Problem requirements: Set down the data that follows, exactly and completely.

Exercise data:
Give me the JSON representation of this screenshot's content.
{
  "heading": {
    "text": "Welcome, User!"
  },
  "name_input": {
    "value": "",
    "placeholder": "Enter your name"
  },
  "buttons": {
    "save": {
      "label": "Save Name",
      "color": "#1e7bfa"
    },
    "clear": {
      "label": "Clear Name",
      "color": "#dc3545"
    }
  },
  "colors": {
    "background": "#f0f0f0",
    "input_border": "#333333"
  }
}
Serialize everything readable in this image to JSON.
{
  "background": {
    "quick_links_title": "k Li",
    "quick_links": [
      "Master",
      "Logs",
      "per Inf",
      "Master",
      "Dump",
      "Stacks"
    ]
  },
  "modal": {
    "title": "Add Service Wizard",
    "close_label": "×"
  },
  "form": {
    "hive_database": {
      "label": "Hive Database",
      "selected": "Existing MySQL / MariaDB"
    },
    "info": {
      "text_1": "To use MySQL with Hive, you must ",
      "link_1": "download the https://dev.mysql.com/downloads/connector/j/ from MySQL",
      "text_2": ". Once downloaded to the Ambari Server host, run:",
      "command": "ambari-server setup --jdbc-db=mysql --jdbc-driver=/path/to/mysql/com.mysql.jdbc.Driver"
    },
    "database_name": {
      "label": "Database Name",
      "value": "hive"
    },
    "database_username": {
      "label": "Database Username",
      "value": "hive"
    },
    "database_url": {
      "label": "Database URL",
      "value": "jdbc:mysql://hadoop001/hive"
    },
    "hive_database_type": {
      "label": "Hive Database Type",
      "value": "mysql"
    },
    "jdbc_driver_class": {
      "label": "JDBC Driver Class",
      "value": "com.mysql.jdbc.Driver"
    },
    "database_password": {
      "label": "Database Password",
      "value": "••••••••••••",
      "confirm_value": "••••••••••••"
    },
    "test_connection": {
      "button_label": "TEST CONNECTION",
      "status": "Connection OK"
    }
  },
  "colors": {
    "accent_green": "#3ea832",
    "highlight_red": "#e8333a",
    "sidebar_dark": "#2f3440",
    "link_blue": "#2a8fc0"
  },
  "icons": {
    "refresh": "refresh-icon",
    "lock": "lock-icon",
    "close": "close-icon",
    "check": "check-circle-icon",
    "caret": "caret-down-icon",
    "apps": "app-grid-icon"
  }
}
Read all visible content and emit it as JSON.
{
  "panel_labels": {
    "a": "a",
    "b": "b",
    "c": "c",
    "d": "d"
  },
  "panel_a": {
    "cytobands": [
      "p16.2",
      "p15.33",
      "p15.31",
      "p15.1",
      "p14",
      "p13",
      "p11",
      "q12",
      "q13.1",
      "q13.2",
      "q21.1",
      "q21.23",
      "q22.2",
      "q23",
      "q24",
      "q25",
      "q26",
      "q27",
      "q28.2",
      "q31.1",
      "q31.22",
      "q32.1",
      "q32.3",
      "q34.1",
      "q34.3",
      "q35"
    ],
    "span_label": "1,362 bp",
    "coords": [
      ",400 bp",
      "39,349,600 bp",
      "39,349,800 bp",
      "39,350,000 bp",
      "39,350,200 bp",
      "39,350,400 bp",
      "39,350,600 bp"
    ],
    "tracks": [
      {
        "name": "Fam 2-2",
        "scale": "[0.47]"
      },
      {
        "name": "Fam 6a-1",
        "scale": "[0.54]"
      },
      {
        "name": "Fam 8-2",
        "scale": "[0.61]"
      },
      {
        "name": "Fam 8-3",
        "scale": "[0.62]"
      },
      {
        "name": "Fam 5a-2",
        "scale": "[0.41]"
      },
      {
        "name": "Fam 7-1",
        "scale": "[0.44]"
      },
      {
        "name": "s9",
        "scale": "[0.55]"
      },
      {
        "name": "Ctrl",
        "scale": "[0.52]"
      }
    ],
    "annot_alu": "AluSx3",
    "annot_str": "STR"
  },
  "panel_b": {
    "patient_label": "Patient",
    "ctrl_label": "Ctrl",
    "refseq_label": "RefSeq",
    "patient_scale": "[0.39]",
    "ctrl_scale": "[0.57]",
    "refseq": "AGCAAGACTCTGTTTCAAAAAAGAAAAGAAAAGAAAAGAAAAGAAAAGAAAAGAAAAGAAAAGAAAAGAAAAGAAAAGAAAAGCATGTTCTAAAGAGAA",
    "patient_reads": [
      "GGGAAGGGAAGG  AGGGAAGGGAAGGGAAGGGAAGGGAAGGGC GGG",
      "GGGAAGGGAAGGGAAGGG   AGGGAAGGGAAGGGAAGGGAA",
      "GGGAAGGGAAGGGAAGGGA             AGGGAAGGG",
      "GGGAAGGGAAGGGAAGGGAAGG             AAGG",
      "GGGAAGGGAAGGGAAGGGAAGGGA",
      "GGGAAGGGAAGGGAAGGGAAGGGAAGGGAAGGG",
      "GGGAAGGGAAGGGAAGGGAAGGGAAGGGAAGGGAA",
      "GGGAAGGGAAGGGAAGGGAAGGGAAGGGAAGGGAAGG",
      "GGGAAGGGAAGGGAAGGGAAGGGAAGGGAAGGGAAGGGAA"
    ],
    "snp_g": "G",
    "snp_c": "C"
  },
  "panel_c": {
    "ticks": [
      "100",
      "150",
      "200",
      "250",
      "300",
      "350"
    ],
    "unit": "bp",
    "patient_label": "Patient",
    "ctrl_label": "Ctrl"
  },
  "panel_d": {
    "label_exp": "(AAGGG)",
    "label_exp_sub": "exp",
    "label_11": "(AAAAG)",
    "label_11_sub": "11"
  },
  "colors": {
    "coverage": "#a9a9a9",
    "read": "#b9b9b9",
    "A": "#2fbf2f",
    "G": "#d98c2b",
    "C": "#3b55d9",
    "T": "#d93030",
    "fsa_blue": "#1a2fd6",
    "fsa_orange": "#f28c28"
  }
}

Answer to the problem:
Give me the JSON representation of this screenshot's content.
{
  "heading": {
    "text": "Welcome, User!"
  },
  "name_input": {
    "value": "",
    "placeholder": "Enter your name"
  },
  "buttons": {
    "save": {
      "label": "Save Name",
      "color": "#1e7bfa"
    },
    "clear": {
      "label": "Clear Name",
      "color": "#dc3545"
    }
  },
  "colors": {
    "background": "#f0f0f0",
    "input_border": "#333333"
  }
}
Serialize everything readable in this image to JSON.
{
  "background": {
    "quick_links_title": "k Li",
    "quick_links": [
      "Master",
      "Logs",
      "per Inf",
      "Master",
      "Dump",
      "Stacks"
    ]
  },
  "modal": {
    "title": "Add Service Wizard",
    "close_label": "×"
  },
  "form": {
    "hive_database": {
      "label": "Hive Database",
      "selected": "Existing MySQL / MariaDB"
    },
    "info": {
      "text_1": "To use MySQL with Hive, you must ",
      "link_1": "download the https://dev.mysql.com/downloads/connector/j/ from MySQL",
      "text_2": ". Once downloaded to the Ambari Server host, run:",
      "command": "ambari-server setup --jdbc-db=mysql --jdbc-driver=/path/to/mysql/com.mysql.jdbc.Driver"
    },
    "database_name": {
      "label": "Database Name",
      "value": "hive"
    },
    "database_username": {
      "label": "Database Username",
      "value": "hive"
    },
    "database_url": {
      "label": "Database URL",
      "value": "jdbc:mysql://hadoop001/hive"
    },
    "hive_database_type": {
      "label": "Hive Database Type",
      "value": "mysql"
    },
    "jdbc_driver_class": {
      "label": "JDBC Driver Class",
      "value": "com.mysql.jdbc.Driver"
    },
    "database_password": {
      "label": "Database Password",
      "value": "••••••••••••",
      "confirm_value": "••••••••••••"
    },
    "test_connection": {
      "button_label": "TEST CONNECTION",
      "status": "Connection OK"
    }
  },
  "colors": {
    "accent_green": "#3ea832",
    "highlight_red": "#e8333a",
    "sidebar_dark": "#2f3440",
    "link_blue": "#2a8fc0"
  },
  "icons": {
    "refresh": "refresh-icon",
    "lock": "lock-icon",
    "close": "close-icon",
    "check": "check-circle-icon",
    "caret": "caret-down-icon",
    "apps": "app-grid-icon"
  }
}
Read all visible content and emit it as JSON.
{
  "panel_labels": {
    "a": "a",
    "b": "b",
    "c": "c",
    "d": "d"
  },
  "panel_a": {
    "cytobands": [
      "p16.2",
      "p15.33",
      "p15.31",
      "p15.1",
      "p14",
      "p13",
      "p11",
      "q12",
      "q13.1",
      "q13.2",
      "q21.1",
      "q21.23",
      "q22.2",
      "q23",
      "q24",
      "q25",
      "q26",
      "q27",
      "q28.2",
      "q31.1",
      "q31.22",
      "q32.1",
      "q32.3",
      "q34.1",
      "q34.3",
      "q35"
    ],
    "span_label": "1,362 bp",
    "coords": [
      ",400 bp",
      "39,349,600 bp",
      "39,349,800 bp",
      "39,350,000 bp",
      "39,350,200 bp",
      "39,350,400 bp",
      "39,350,600 bp"
    ],
    "tracks": [
      {
        "name": "Fam 2-2",
        "scale": "[0.47]"
      },
      {
        "name": "Fam 6a-1",
        "scale": "[0.54]"
      },
      {
        "name": "Fam 8-2",
        "scale": "[0.61]"
      },
      {
        "name": "Fam 8-3",
        "scale": "[0.62]"
      },
      {
        "name": "Fam 5a-2",
        "scale": "[0.41]"
      },
      {
        "name": "Fam 7-1",
        "scale": "[0.44]"
      },
      {
        "name": "s9",
        "scale": "[0.55]"
      },
      {
        "name": "Ctrl",
        "scale": "[0.52]"
      }
    ],
    "annot_alu": "AluSx3",
    "annot_str": "STR"
  },
  "panel_b": {
    "patient_label": "Patient",
    "ctrl_label": "Ctrl",
    "refseq_label": "RefSeq",
    "patient_scale": "[0.39]",
    "ctrl_scale": "[0.57]",
    "refseq": "AGCAAGACTCTGTTTCAAAAAAGAAAAGAAAAGAAAAGAAAAGAAAAGAAAAGAAAAGAAAAGAAAAGAAAAGAAAAGAAAAGCATGTTCTAAAGAGAA",
    "patient_reads": [
      "GGGAAGGGAAGG  AGGGAAGGGAAGGGAAGGGAAGGGAAGGGC GGG",
      "GGGAAGGGAAGGGAAGGG   AGGGAAGGGAAGGGAAGGGAA",
      "GGGAAGGGAAGGGAAGGGA             AGGGAAGGG",
      "GGGAAGGGAAGGGAAGGGAAGG             AAGG",
      "GGGAAGGGAAGGGAAGGGAAGGGA",
      "GGGAAGGGAAGGGAAGGGAAGGGAAGGGAAGGG",
      "GGGAAGGGAAGGGAAGGGAAGGGAAGGGAAGGGAA",
      "GGGAAGGGAAGGGAAGGGAAGGGAAGGGAAGGGAAGG",
      "GGGAAGGGAAGGGAAGGGAAGGGAAGGGAAGGGAAGGGAA"
    ],
    "snp_g": "G",
    "snp_c": "C"
  },
  "panel_c": {
    "ticks": [
      "100",
      "150",
      "200",
      "250",
      "300",
      "350"
    ],
    "unit": "bp",
    "patient_label": "Patient",
    "ctrl_label": "Ctrl"
  },
  "panel_d": {
    "label_exp": "(AAGGG)",
    "label_exp_sub": "exp",
    "label_11": "(AAAAG)",
    "label_11_sub": "11"
  },
  "colors": {
    "coverage": "#a9a9a9",
    "read": "#b9b9b9",
    "A": "#2fbf2f",
    "G": "#d98c2b",
    "C": "#3b55d9",
    "T": "#d93030",
    "fsa_blue": "#1a2fd6",
    "fsa_orange": "#f28c28"
  }
}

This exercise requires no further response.